> _GIVEN DATA_
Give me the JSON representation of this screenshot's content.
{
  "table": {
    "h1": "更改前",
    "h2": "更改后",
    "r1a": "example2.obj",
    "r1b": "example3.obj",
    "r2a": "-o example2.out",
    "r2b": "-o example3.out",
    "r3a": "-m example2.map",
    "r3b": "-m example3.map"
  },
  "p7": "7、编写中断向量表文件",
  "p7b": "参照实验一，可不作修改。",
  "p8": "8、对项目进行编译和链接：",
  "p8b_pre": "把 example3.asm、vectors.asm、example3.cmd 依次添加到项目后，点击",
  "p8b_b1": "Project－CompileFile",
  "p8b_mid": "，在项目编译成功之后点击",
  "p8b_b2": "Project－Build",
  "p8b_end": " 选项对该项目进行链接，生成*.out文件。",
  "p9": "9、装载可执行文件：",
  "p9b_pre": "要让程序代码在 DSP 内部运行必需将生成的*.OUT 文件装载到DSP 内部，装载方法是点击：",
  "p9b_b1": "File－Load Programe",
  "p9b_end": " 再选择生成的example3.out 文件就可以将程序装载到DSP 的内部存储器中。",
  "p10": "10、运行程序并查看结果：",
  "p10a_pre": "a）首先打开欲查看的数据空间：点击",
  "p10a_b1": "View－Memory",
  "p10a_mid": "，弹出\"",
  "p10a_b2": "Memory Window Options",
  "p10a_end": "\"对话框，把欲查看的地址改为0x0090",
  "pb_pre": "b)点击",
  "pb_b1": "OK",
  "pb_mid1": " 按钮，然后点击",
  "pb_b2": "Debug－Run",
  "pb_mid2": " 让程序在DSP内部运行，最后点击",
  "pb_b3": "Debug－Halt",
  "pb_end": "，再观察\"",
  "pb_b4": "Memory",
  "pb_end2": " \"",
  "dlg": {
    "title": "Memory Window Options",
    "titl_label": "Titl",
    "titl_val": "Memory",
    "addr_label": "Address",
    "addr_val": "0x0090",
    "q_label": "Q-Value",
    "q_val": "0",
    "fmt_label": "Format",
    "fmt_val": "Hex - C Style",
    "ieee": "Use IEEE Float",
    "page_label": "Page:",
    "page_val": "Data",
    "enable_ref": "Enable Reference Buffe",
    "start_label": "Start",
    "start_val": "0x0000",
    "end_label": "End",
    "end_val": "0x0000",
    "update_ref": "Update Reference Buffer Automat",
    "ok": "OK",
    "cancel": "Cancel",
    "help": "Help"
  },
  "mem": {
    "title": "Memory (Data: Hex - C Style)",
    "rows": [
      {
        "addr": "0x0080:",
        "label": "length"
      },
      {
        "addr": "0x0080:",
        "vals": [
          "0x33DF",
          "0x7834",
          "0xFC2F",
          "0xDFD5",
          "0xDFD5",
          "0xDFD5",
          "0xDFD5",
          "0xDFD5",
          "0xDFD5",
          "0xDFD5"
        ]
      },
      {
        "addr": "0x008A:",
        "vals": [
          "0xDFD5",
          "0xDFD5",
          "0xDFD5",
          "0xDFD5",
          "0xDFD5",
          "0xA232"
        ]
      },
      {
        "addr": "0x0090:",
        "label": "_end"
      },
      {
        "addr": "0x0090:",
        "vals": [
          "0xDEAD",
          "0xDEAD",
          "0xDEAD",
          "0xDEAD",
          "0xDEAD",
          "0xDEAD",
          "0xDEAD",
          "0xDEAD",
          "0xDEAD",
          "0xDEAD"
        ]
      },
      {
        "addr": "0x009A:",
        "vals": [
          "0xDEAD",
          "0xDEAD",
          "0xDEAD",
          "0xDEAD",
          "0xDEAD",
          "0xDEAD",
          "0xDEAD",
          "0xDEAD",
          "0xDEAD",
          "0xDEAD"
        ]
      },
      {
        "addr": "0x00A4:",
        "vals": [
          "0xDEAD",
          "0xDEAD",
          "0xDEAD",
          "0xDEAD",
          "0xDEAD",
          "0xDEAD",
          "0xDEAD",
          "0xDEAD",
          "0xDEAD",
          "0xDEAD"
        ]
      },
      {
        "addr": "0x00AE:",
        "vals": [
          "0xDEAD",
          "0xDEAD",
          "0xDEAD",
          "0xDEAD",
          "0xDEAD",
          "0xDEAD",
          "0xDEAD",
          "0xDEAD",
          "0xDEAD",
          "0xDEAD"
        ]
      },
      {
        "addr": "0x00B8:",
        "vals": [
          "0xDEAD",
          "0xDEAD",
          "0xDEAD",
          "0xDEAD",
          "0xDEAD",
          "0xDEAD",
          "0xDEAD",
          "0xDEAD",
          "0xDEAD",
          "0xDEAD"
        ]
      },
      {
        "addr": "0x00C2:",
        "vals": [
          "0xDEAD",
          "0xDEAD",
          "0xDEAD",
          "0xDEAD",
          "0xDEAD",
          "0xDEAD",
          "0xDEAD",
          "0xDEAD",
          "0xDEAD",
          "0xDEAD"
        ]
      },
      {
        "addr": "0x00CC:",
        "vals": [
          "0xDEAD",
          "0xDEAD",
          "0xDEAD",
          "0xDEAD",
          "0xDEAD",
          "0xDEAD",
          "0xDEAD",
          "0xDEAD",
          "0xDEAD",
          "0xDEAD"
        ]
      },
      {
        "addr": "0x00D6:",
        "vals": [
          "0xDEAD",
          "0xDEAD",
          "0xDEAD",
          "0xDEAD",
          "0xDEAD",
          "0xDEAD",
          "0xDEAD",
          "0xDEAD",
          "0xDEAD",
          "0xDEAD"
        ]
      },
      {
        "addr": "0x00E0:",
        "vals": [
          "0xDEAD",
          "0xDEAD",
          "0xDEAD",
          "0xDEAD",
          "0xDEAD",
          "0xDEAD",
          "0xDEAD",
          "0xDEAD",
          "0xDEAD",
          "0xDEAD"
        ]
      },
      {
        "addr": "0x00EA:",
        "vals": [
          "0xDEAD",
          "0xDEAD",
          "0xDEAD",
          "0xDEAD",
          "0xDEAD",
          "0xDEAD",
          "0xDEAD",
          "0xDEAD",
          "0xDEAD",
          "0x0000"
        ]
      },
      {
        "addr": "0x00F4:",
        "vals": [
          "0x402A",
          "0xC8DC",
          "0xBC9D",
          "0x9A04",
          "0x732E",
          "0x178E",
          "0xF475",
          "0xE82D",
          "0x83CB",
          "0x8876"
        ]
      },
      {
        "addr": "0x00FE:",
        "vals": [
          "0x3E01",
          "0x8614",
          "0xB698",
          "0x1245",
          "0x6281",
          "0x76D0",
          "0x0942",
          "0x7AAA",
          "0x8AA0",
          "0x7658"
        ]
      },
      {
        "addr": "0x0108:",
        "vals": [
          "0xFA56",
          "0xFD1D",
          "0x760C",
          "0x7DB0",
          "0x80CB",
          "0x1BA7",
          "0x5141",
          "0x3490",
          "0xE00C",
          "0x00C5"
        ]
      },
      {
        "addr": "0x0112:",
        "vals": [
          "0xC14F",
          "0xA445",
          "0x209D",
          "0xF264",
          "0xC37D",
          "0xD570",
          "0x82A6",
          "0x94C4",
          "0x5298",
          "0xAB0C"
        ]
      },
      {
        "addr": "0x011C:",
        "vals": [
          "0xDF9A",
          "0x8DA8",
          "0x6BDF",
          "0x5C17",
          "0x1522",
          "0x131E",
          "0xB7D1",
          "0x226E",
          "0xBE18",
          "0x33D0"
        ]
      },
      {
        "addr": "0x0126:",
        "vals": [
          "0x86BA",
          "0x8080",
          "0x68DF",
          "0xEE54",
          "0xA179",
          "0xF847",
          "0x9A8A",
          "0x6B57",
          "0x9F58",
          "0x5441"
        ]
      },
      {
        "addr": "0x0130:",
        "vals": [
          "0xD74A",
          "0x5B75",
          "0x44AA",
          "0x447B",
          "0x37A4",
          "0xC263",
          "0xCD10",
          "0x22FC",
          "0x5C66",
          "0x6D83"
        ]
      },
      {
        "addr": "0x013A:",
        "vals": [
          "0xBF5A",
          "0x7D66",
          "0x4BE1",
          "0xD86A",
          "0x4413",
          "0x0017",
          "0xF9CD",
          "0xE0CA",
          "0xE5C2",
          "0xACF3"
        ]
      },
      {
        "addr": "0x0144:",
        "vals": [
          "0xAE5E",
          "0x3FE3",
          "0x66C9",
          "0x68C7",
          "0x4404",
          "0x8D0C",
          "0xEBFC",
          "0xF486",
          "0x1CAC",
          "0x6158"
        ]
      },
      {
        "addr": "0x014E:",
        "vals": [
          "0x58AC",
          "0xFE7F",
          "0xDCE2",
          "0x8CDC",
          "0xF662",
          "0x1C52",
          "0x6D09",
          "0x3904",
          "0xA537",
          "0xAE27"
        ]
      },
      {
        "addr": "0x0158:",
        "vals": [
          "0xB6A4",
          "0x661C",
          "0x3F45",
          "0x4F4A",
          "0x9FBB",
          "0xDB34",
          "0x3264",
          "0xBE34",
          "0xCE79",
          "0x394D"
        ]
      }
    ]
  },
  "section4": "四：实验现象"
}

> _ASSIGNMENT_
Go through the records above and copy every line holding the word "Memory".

> _SOLVED PROBLEM_
  "p10a_b1": "View－Memory",
  "p10a_b2": "Memory Window Options",
  "pb_b4": "Memory",
    "title": "Memory Window Options",
    "titl_val": "Memory",
    "title": "Memory (Data: Hex - C Style)",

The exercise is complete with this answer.